WHAT THIS TASK INVOLVES: Exclude the pictures and retype the entries as written.
+++
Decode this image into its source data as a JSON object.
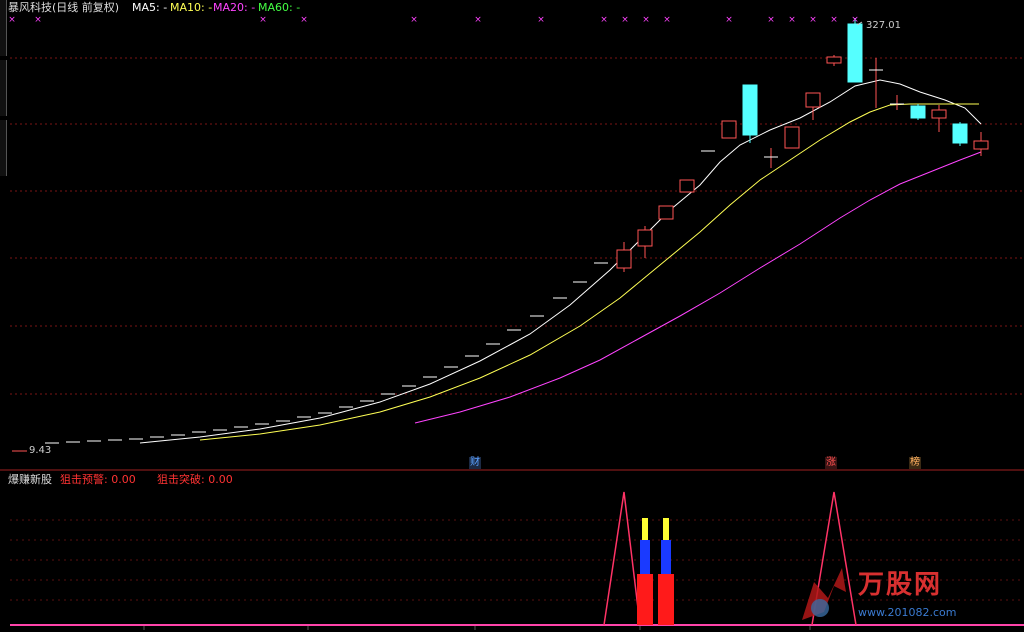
{
  "header": {
    "title": "暴风科技(日线 前复权)",
    "ma5_label": "MA5: -",
    "ma10_label": "MA10: -",
    "ma20_label": "MA20: -",
    "ma60_label": "MA60: -"
  },
  "price_panel": {
    "peak_label": "327.01",
    "low_label": "9.43",
    "events": [
      {
        "label": "财",
        "color": "#5aa0ff"
      },
      {
        "label": "涨",
        "color": "#ff5050"
      },
      {
        "label": "榜",
        "color": "#ffb060"
      }
    ]
  },
  "indicator_panel": {
    "name": "爆赚新股",
    "warn_label": "狙击预警: 0.00",
    "break_label": "狙击突破: 0.00"
  },
  "watermark": {
    "brand": "万股网",
    "url": "www.201082.com"
  },
  "colors": {
    "ma5": "#ffffff",
    "ma10": "#ffff55",
    "ma20": "#ff44ff",
    "up": "#ff5555",
    "down": "#55ffff",
    "grid": "#7a1414"
  }
}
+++
TASK RESULT:
Decode this image into its source data as a JSON object.
{
  "header": {
    "title": "暴风科技(日线 前复权)",
    "ma5_label": "MA5: -",
    "ma10_label": "MA10: -",
    "ma20_label": "MA20: -",
    "ma60_label": "MA60: -"
  },
  "price_panel": {
    "peak_label": "327.01",
    "low_label": "9.43",
    "events": [
      {
        "label": "财",
        "color": "#5aa0ff"
      },
      {
        "label": "涨",
        "color": "#ff5050"
      },
      {
        "label": "榜",
        "color": "#ffb060"
      }
    ]
  },
  "indicator_panel": {
    "name": "爆赚新股",
    "warn_label": "狙击预警: 0.00",
    "break_label": "狙击突破: 0.00"
  },
  "watermark": {
    "brand": "万股网",
    "url": "www.201082.com"
  },
  "colors": {
    "ma5": "#ffffff",
    "ma10": "#ffff55",
    "ma20": "#ff44ff",
    "up": "#ff5555",
    "down": "#55ffff",
    "grid": "#7a1414"
  }
}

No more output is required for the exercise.